 UBC Calculus Online Course Notes 
Initial Value Problems for Growth and Decay
Solution: We might start by summarising the information
briefly and defining the variables in the problem.
Given: The starting number of cells at the begining of the experiment (which we may as well call is: The rate of change of the number of cells, i.e. the growth rate is simply , so that the statement that the growth rate is proportional to the number of cells just means that:
We know from previous work that this differential equation has the solution
and now our task is to put in values for the constants . It is straightforward to put in , since this value is known. Thus
To find we must do a little more work. We can use the fact that after three hours, there are 500,000 cells so, plugging in for t, we have
Cancelling a factor of 10,000 and writing the exponent in a tidier way, this implies that
We can use this relationship to find the value of with the following standard little "trick". Remembering that the natural logarithm is the inverse of the exponential function, we take the natural log of both sides, getting:
Thus, having found the rate constant, , we find that the solution to the differential equation that also statisfies the initial value is the function.
The graph of this function is shown above. The units on the y axis correspond to multiples of 1,000. We can now predict how many bacteria there will be after 1 day. (This is not shown on the graph, because it would be way off scale!) Remembering to convert to consistent time units, namely hours, we compute that after 1 day (24 hours) of this unlimited exponential growth the total number of cells should be:

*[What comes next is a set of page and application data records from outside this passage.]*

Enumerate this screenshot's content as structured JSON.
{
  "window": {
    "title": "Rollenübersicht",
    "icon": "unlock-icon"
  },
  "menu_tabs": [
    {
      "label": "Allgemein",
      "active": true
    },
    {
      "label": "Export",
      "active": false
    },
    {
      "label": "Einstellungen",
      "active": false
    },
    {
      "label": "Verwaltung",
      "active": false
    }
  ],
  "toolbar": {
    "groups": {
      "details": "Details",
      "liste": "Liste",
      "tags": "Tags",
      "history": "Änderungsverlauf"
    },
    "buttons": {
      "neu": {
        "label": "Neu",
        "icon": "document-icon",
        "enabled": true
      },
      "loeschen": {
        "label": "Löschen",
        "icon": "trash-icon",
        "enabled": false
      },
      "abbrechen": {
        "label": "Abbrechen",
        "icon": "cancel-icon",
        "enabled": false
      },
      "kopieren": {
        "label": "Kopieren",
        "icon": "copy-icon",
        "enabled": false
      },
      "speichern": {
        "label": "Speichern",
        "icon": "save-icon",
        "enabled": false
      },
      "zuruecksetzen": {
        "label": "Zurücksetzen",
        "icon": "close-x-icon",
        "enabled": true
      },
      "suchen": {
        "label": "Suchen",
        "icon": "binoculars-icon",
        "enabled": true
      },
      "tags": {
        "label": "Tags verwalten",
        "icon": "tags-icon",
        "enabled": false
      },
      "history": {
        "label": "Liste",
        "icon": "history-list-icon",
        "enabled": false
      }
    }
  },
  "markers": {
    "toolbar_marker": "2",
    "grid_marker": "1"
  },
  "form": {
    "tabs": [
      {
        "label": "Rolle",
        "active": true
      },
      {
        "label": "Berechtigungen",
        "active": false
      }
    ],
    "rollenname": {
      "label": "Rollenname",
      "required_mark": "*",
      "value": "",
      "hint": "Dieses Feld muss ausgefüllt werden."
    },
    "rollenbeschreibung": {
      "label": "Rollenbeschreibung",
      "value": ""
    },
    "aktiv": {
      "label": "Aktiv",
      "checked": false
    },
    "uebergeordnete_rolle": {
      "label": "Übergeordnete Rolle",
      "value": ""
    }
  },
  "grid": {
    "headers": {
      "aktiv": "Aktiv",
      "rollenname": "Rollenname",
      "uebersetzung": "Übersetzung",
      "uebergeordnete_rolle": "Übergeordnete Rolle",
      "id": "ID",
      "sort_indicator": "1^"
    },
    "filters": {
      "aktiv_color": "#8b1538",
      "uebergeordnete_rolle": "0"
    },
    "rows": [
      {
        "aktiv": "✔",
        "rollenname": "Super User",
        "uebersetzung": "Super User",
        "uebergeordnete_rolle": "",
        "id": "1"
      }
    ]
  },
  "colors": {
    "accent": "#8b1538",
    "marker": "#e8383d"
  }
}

Doubling Time: The amount of time it takes for a given
population to double in size.
We can now find the value of by solving
Cancelling a factor of 10,000, taking natural logs as before, and simplifying the result leads to:
In the problem we are looking at, so that
Thus, the doubling time in this problem is 0.533 hours, which is roughly
32 minutes. These bacteria grow a little more slowly than the Andromeda
strain.
We can use the same kind of mathematics to investigate the phenomenon of radioactive decay as we used to study growth of a population. We proceed by defining the variables of interest:
The mass of the radioactive isotope is always a positive number, but, with time, it will get smaller and smaller as more and more of the substance is converted into the stable, nonradioactive material. Using the fact that the rate of change of the mass of the radioactive isotope is proportional to its mass at the given time, we write
However, here we encounter a slight difference: the mass is decreasing. This must mean that the derivative, is negative, which tells us that the constant of proportionality must be negative. We can represent this by writing
Comment: The independent variable is still time, but now the mass is the function solved for. In this equation, the constant is positive, the mass is positive, so the derivative must be negative, signifying a decreasing mass ! By the previous work, we know that the solution to this differential equation is
Note that when , the exponent in this function will be negative. Thus, we need to acquaint ourselves with functions of the above form for negative exponents. A few members of this family of functions (for various values of the constant are shown below:
For your consideration:
With this preparation, we are ready to turn attention to solving the
folowing problem: Problem:
Definition: Problem:
If we use the symbol to denote the half life of a process, and to represent the amount of a substance initially present then
Thus
Cancelling a factor of , we get
We can take the reciprocals of both sides of this equation to get it in a more familiar form:
We are back to a relation that we already solved when we studying doubling time for a process of growth (see Example 1 on this page). Taking the natural logarithm of both sides, we find that
So we conclude that the half life and the rate constant are related in the same way as before:

In this example we are given the half life,
years, and we should find the
constant k from it:
Thus the solution we are looking for is:
After 10,000 years, the fraction of the original amount that will be left is found by substituting into this expression, and noting that
Thus 30% of the original sample will be left.